⟨

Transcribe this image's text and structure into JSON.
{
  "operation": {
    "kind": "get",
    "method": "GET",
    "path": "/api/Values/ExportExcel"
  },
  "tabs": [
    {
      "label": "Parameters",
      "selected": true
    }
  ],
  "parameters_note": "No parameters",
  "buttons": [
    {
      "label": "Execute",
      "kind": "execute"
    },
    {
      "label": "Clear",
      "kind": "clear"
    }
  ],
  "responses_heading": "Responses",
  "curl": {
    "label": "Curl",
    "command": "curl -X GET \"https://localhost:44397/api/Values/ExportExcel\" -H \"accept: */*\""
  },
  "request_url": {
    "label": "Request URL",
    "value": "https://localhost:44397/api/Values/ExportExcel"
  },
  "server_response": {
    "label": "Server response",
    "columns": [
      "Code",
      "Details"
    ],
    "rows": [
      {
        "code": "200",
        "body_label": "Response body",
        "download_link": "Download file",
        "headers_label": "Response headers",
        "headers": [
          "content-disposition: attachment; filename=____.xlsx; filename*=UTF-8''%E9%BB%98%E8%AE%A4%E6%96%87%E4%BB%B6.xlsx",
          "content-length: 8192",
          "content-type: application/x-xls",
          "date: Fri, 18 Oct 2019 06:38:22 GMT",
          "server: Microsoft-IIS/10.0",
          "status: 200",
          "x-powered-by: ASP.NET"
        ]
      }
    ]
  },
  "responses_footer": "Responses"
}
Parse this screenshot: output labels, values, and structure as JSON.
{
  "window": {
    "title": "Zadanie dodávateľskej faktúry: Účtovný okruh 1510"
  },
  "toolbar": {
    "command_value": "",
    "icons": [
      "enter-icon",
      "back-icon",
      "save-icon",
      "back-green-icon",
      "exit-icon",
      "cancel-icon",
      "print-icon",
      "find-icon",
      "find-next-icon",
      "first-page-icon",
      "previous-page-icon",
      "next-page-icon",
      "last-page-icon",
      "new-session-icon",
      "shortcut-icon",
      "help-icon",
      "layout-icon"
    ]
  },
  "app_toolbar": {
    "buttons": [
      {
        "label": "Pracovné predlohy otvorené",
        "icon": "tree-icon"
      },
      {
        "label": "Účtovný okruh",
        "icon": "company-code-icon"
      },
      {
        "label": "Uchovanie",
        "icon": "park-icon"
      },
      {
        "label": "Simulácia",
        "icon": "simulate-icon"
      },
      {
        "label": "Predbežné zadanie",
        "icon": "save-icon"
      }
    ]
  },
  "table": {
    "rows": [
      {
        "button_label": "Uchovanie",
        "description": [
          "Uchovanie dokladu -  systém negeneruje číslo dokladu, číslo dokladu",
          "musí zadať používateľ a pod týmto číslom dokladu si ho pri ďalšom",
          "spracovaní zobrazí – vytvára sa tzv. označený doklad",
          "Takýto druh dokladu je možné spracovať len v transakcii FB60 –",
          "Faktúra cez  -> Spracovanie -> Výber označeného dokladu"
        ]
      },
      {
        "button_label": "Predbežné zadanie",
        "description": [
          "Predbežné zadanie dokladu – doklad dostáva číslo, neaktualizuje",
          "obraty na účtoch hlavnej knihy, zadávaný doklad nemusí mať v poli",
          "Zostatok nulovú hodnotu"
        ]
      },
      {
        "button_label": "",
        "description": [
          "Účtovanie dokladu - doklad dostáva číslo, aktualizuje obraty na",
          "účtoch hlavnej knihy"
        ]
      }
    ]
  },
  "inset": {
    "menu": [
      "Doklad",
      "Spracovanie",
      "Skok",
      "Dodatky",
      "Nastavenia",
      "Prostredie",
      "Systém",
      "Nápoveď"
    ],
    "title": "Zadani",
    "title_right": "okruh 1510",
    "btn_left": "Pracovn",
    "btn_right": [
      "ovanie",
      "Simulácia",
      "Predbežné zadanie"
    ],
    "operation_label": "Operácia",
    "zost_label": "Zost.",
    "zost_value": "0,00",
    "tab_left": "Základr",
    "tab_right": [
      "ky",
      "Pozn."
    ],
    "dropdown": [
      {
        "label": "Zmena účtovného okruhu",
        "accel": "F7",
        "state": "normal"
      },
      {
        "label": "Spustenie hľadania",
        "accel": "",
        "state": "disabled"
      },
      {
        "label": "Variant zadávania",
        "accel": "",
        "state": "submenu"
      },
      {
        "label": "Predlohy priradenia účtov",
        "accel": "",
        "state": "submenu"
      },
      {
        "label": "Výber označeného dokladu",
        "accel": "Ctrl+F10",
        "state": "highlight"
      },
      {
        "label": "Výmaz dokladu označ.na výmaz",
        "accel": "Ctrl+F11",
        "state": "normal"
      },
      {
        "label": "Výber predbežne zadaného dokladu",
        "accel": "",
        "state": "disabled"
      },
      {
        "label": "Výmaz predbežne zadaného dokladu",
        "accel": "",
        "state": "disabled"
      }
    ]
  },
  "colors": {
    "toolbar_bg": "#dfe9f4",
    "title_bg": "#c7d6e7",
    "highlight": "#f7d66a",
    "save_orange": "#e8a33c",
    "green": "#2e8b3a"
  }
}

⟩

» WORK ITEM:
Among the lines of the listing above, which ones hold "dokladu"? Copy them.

» FINISHED TASK:
          "Uchovanie dokladu -  systém negeneruje číslo dokladu, číslo dokladu",
          "musí zadať používateľ a pod týmto číslom dokladu si ho pri ďalšom",
          "Takýto druh dokladu je možné spracovať len v transakcii FB60 –",
          "Faktúra cez  -> Spracovanie -> Výber označeného dokladu"
          "Predbežné zadanie dokladu – doklad dostáva číslo, neaktualizuje",
          "Účtovanie dokladu - doklad dostáva číslo, aktualizuje obraty na",
        "label": "Výber označeného dokladu",
        "label": "Výmaz dokladu označ.na výmaz",
        "label": "Výber predbežne zadaného dokladu",
        "label": "Výmaz predbežne zadaného dokladu",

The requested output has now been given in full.